WORK INSTRUCTION ->
Would you set down all of the entries below exactly as they stand?

RECORDS SHOWN ->
===

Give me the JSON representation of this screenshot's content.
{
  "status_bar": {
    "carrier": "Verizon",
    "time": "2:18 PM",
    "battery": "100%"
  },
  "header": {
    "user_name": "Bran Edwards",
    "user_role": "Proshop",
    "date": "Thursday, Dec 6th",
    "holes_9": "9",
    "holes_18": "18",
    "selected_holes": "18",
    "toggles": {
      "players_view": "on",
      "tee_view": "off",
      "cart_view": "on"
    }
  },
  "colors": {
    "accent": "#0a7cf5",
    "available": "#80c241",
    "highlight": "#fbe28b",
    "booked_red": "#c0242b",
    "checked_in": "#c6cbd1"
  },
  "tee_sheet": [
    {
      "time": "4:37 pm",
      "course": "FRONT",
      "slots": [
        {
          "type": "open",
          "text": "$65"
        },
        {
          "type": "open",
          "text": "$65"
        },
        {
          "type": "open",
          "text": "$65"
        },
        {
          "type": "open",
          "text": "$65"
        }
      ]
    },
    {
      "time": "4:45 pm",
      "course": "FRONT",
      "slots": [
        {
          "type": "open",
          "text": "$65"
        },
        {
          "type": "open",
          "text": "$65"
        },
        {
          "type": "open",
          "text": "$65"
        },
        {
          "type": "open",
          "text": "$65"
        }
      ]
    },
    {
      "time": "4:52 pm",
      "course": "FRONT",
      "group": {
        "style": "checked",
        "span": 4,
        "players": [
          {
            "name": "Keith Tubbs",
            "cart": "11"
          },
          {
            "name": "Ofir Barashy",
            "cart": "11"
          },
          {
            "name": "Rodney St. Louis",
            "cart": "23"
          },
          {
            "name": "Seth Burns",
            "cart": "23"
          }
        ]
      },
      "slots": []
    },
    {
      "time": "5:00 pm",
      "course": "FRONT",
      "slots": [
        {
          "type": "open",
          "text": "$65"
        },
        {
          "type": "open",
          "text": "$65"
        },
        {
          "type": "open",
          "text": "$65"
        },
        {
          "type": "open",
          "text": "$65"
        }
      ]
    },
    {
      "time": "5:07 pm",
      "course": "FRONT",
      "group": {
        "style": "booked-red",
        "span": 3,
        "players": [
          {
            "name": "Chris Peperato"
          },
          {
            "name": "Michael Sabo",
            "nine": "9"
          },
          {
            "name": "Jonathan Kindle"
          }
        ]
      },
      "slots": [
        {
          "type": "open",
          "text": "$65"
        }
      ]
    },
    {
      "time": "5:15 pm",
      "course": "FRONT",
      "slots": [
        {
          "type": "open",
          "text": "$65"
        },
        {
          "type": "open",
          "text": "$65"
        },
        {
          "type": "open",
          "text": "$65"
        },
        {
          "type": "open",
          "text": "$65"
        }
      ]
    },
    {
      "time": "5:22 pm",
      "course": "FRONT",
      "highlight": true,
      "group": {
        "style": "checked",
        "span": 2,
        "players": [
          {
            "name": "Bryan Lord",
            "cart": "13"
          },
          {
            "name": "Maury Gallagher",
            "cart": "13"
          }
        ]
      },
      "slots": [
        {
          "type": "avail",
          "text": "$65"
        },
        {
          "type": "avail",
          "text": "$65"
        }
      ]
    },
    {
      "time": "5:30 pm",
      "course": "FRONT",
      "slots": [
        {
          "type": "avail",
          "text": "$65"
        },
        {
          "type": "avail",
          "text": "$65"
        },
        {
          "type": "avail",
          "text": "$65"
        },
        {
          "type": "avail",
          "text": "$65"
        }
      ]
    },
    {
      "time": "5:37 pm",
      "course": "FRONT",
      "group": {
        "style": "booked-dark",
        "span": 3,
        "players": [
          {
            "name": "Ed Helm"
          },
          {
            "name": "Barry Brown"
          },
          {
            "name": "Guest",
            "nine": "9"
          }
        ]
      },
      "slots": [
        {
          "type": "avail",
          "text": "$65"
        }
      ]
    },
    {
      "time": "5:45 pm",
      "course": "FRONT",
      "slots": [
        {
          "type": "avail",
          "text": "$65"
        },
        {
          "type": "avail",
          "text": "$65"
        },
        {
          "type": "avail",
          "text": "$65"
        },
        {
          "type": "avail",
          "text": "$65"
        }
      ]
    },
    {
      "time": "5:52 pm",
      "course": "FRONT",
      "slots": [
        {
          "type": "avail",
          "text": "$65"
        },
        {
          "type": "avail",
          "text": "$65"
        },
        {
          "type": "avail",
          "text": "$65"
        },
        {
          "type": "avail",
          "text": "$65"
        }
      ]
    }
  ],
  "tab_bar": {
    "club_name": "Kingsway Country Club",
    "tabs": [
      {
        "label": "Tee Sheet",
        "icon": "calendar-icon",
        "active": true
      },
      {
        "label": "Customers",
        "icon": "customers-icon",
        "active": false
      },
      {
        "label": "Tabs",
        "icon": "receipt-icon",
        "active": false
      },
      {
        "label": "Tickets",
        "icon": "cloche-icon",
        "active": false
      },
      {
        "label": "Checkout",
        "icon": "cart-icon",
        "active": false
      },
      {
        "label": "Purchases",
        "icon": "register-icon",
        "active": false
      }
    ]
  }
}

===

TASK ANSWER ->
Give me the JSON representation of this screenshot's content.
{
  "status_bar": {
    "carrier": "Verizon",
    "time": "2:18 PM",
    "battery": "100%"
  },
  "header": {
    "user_name": "Bran Edwards",
    "user_role": "Proshop",
    "date": "Thursday, Dec 6th",
    "holes_9": "9",
    "holes_18": "18",
    "selected_holes": "18",
    "toggles": {
      "players_view": "on",
      "tee_view": "off",
      "cart_view": "on"
    }
  },
  "colors": {
    "accent": "#0a7cf5",
    "available": "#80c241",
    "highlight": "#fbe28b",
    "booked_red": "#c0242b",
    "checked_in": "#c6cbd1"
  },
  "tee_sheet": [
    {
      "time": "4:37 pm",
      "course": "FRONT",
      "slots": [
        {
          "type": "open",
          "text": "$65"
        },
        {
          "type": "open",
          "text": "$65"
        },
        {
          "type": "open",
          "text": "$65"
        },
        {
          "type": "open",
          "text": "$65"
        }
      ]
    },
    {
      "time": "4:45 pm",
      "course": "FRONT",
      "slots": [
        {
          "type": "open",
          "text": "$65"
        },
        {
          "type": "open",
          "text": "$65"
        },
        {
          "type": "open",
          "text": "$65"
        },
        {
          "type": "open",
          "text": "$65"
        }
      ]
    },
    {
      "time": "4:52 pm",
      "course": "FRONT",
      "group": {
        "style": "checked",
        "span": 4,
        "players": [
          {
            "name": "Keith Tubbs",
            "cart": "11"
          },
          {
            "name": "Ofir Barashy",
            "cart": "11"
          },
          {
            "name": "Rodney St. Louis",
            "cart": "23"
          },
          {
            "name": "Seth Burns",
            "cart": "23"
          }
        ]
      },
      "slots": []
    },
    {
      "time": "5:00 pm",
      "course": "FRONT",
      "slots": [
        {
          "type": "open",
          "text": "$65"
        },
        {
          "type": "open",
          "text": "$65"
        },
        {
          "type": "open",
          "text": "$65"
        },
        {
          "type": "open",
          "text": "$65"
        }
      ]
    },
    {
      "time": "5:07 pm",
      "course": "FRONT",
      "group": {
        "style": "booked-red",
        "span": 3,
        "players": [
          {
            "name": "Chris Peperato"
          },
          {
            "name": "Michael Sabo",
            "nine": "9"
          },
          {
            "name": "Jonathan Kindle"
          }
        ]
      },
      "slots": [
        {
          "type": "open",
          "text": "$65"
        }
      ]
    },
    {
      "time": "5:15 pm",
      "course": "FRONT",
      "slots": [
        {
          "type": "open",
          "text": "$65"
        },
        {
          "type": "open",
          "text": "$65"
        },
        {
          "type": "open",
          "text": "$65"
        },
        {
          "type": "open",
          "text": "$65"
        }
      ]
    },
    {
      "time": "5:22 pm",
      "course": "FRONT",
      "highlight": true,
      "group": {
        "style": "checked",
        "span": 2,
        "players": [
          {
            "name": "Bryan Lord",
            "cart": "13"
          },
          {
            "name": "Maury Gallagher",
            "cart": "13"
          }
        ]
      },
      "slots": [
        {
          "type": "avail",
          "text": "$65"
        },
        {
          "type": "avail",
          "text": "$65"
        }
      ]
    },
    {
      "time": "5:30 pm",
      "course": "FRONT",
      "slots": [
        {
          "type": "avail",
          "text": "$65"
        },
        {
          "type": "avail",
          "text": "$65"
        },
        {
          "type": "avail",
          "text": "$65"
        },
        {
          "type": "avail",
          "text": "$65"
        }
      ]
    },
    {
      "time": "5:37 pm",
      "course": "FRONT",
      "group": {
        "style": "booked-dark",
        "span": 3,
        "players": [
          {
            "name": "Ed Helm"
          },
          {
            "name": "Barry Brown"
          },
          {
            "name": "Guest",
            "nine": "9"
          }
        ]
      },
      "slots": [
        {
          "type": "avail",
          "text": "$65"
        }
      ]
    },
    {
      "time": "5:45 pm",
      "course": "FRONT",
      "slots": [
        {
          "type": "avail",
          "text": "$65"
        },
        {
          "type": "avail",
          "text": "$65"
        },
        {
          "type": "avail",
          "text": "$65"
        },
        {
          "type": "avail",
          "text": "$65"
        }
      ]
    },
    {
      "time": "5:52 pm",
      "course": "FRONT",
      "slots": [
        {
          "type": "avail",
          "text": "$65"
        },
        {
          "type": "avail",
          "text": "$65"
        },
        {
          "type": "avail",
          "text": "$65"
        },
        {
          "type": "avail",
          "text": "$65"
        }
      ]
    }
  ],
  "tab_bar": {
    "club_name": "Kingsway Country Club",
    "tabs": [
      {
        "label": "Tee Sheet",
        "icon": "calendar-icon",
        "active": true
      },
      {
        "label": "Customers",
        "icon": "customers-icon",
        "active": false
      },
      {
        "label": "Tabs",
        "icon": "receipt-icon",
        "active": false
      },
      {
        "label": "Tickets",
        "icon": "cloche-icon",
        "active": false
      },
      {
        "label": "Checkout",
        "icon": "cart-icon",
        "active": false
      },
      {
        "label": "Purchases",
        "icon": "register-icon",
        "active": false
      }
    ]
  }
}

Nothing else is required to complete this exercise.